The looming decision by the U.S. Army to charge Lt. Col. Steven Jordan with dereliction of duty, lying to investigators and conduct unbecoming of an officer is likely to generate even more controversy in the long-running Abu Ghraib prisoner abuse scandal.
Jordan would be the highest-ranking officer to face criminal charges so far, and the potential accusations against him, outlined by his defense lawyer, are more serious than those lodged against his immediate superior, Col. Thomas Pappas, who was the top-ranking military intelligence officer at Abu Ghraib. Pappas faced only administrative sanctions: an $8,000 fine and a written reprimand for dereliction; he remains on active duty, though he is expected to retire, in part because of his diminished chances for promotion. Pappas has also been granted immunity to testify on behalf of the defense in the trial of two dog handlers accused of using their Belgian shepherds to terrorize prisoners at Abu Ghraib. Pappas has admitted that he improperly allowed certain dog techniques without obtaining the proper authorization from his superiors.
One Army investigation has found that while neither Jordan or Pappas personally participated in the abuse of prisoners, both bore some responsibility by virtue of their command status. Other investigations have said that Jordan was inexperienced in interrogation and intelligence collection, often deferring decisions to lower-ranking soldiers under his command to whom he provided inadequate supervision. The Army has offered no explanation as to why Pappas faces less serious charges than Jordan, or why the charges against Jordan are only being brought now, when those against Pappas were settled last year.

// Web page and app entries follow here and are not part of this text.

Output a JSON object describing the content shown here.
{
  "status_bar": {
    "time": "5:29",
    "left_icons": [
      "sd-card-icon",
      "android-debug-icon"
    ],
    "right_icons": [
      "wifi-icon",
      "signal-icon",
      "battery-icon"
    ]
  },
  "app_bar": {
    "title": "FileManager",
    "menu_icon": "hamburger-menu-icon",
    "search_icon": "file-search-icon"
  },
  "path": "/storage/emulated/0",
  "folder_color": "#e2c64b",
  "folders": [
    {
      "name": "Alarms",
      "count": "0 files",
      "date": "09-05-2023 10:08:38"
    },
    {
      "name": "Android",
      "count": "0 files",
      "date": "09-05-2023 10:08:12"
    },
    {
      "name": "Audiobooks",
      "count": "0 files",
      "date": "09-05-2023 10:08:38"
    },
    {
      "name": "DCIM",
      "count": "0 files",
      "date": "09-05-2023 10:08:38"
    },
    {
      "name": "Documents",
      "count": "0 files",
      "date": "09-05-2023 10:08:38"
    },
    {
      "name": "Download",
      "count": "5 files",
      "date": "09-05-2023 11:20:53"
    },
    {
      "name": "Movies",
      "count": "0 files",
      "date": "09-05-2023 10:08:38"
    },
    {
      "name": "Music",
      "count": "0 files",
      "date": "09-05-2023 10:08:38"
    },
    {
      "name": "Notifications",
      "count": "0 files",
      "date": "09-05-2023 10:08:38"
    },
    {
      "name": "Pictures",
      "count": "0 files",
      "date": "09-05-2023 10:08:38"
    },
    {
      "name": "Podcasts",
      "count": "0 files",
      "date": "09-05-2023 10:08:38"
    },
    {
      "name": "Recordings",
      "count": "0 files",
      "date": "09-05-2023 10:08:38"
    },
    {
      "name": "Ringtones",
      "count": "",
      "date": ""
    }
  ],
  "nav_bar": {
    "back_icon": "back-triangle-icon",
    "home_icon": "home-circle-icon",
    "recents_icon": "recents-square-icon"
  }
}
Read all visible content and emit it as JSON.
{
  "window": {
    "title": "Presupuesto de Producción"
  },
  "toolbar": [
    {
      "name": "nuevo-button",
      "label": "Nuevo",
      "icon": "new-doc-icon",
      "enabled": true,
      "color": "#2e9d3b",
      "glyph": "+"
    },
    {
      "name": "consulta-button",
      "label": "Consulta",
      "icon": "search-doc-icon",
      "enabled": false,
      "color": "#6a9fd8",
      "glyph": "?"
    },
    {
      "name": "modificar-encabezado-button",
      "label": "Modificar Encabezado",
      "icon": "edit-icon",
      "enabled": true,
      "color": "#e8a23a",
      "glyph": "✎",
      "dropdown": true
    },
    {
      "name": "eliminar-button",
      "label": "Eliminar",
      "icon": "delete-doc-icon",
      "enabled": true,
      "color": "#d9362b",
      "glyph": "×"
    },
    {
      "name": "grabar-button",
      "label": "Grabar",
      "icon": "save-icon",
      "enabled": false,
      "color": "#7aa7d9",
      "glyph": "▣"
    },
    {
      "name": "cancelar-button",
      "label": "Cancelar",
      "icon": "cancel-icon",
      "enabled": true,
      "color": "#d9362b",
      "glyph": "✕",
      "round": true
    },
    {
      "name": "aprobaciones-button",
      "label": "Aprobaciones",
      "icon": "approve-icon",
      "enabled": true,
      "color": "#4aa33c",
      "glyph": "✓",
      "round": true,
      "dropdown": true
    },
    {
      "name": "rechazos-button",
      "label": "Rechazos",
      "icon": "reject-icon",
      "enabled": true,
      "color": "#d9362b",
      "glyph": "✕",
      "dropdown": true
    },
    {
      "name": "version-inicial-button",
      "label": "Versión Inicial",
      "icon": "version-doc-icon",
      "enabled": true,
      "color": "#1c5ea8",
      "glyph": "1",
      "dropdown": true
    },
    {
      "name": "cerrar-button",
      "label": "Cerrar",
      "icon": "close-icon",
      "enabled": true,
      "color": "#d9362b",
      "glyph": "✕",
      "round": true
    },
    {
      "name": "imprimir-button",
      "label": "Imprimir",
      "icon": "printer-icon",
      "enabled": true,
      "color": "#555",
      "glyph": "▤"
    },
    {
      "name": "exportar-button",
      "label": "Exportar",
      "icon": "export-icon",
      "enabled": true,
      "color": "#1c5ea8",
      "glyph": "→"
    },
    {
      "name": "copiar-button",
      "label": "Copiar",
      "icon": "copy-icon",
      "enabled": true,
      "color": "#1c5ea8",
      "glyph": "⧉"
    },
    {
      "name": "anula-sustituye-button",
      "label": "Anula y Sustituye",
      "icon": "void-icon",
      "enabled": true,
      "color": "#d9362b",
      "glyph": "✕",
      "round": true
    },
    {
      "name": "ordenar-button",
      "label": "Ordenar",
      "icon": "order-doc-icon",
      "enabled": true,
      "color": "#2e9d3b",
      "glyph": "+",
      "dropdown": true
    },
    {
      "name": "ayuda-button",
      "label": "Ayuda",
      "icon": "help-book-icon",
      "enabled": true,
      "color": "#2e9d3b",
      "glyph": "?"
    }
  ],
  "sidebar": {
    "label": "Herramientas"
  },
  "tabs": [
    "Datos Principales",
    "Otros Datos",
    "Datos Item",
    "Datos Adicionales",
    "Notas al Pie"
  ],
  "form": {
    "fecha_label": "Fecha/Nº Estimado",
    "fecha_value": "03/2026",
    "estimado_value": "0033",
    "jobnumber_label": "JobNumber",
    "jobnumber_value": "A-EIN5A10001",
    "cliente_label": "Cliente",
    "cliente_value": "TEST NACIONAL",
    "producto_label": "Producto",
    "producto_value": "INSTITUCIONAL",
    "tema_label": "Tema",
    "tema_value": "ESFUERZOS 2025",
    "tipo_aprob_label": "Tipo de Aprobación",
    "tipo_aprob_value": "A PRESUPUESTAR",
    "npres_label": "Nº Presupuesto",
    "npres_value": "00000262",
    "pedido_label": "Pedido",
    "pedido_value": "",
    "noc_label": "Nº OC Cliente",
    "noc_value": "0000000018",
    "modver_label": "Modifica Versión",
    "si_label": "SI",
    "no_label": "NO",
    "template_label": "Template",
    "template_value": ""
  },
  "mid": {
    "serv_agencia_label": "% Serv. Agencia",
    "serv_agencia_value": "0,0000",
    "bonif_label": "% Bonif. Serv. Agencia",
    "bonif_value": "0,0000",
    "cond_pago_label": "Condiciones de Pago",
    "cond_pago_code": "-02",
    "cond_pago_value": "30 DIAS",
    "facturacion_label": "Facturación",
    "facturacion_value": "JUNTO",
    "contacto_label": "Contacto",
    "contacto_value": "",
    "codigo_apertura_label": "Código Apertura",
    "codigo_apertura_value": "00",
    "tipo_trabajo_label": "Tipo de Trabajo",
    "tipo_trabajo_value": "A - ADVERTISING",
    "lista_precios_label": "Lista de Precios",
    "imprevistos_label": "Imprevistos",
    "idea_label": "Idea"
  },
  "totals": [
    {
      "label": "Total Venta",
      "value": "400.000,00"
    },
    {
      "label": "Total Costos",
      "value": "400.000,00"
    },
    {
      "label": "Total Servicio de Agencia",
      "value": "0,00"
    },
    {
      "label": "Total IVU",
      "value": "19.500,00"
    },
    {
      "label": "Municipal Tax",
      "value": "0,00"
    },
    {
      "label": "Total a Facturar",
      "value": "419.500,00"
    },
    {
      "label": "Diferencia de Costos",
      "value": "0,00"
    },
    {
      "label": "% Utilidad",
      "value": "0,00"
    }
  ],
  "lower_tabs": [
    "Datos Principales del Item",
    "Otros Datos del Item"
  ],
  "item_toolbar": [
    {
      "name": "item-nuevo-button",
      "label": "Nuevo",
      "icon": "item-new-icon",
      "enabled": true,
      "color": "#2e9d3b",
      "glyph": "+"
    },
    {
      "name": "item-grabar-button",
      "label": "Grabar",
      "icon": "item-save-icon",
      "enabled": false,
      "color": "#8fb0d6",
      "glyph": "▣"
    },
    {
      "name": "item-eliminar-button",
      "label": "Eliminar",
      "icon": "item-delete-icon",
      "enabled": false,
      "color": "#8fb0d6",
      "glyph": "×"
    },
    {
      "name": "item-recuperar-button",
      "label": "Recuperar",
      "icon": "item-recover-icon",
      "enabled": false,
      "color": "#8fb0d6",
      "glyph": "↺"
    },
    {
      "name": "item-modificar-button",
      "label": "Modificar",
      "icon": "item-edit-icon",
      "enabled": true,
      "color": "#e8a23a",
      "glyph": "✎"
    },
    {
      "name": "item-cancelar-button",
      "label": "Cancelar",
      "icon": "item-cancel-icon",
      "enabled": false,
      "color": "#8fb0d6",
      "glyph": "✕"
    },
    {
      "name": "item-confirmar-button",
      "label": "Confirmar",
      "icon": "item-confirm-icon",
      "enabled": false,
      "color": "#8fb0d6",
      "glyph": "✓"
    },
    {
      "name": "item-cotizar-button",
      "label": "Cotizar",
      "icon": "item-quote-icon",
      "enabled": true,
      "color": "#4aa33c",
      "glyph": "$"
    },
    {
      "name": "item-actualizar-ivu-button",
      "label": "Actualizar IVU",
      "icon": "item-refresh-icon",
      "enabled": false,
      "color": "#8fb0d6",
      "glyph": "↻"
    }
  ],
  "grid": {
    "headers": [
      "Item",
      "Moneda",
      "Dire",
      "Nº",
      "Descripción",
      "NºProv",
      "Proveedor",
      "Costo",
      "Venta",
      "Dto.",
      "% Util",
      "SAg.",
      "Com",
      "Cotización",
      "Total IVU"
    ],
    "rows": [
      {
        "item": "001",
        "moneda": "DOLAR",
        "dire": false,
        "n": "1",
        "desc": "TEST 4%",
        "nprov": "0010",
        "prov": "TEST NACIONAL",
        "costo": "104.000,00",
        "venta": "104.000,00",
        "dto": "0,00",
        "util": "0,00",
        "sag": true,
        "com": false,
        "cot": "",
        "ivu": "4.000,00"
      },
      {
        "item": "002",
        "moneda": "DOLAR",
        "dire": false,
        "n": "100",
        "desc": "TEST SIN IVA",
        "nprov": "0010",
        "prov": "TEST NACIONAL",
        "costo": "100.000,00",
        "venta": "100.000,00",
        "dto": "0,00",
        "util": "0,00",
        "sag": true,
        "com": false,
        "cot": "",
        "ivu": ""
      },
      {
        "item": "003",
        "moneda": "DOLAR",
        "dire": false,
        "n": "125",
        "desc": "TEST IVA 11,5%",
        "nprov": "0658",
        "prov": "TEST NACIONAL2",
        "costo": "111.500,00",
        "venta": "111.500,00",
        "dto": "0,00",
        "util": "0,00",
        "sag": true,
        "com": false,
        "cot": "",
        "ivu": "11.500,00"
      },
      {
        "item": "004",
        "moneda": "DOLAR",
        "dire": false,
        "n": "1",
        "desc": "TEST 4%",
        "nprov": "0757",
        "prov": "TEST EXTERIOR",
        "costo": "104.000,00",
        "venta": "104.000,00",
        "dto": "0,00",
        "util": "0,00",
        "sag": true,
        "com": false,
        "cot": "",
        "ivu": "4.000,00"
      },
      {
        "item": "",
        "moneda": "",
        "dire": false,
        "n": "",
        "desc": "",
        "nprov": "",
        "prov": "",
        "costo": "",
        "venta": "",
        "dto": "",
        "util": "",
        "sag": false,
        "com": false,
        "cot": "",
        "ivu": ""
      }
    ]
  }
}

Jordan, who helped direct day-to-day activities in the Abu Ghraib cell block where most of the abuses occurred, would be in a position to describe interrogation techniques used at the facility, as well as what authorization , if any, was issued by superior officers, including Maj. Gen. Barbara Fast, the former head of the U.S. intelligence command in Baghdad; Lt. Gen. Ricardo Sanchez, former overall Army commander in Iraq; and Col. Pappas, Jordan's superior, who, with a grant of immunity, may also testify against him at trial. Finally, Jordan could potentially shed light on the mission of Gen. Geoffrey Miller, the former commandant of the U.S. detention facility at Guantanamo Bay, Cuba, who was sent to Abu Ghraib in 2003 to advise on enhanced interrogation methods that it was hoped would produce better intelligence. The Abu Ghraib scandal erupted not long after Gen. Miller's departure from Abu Ghraib.
So far, however, the Army has said it is still studying the exact nature of the charges against Jordan, which could be filed as soon as next week.
But there was at least one episode at Abu Ghraib where Jordan does seem to have been personally involved. After after the death of Manadel al-Jamadi, an Iraqi prisoner who collapsed under interrogation in CIA custody, Jordan apparently ordered that his body be put on ice, according to court testimony. Pictures of the body packed in ice with Abu Ghraib soldiers mugging for the camera later became some of the most publicized images of the scandal. Jamadi's body was kept on ice for several days and smuggled out of the prison, supposedly to avoid upsetting other detainees. Jamadi's suspicious death became the focus of three official investigations, none of which blamed Jordan directly.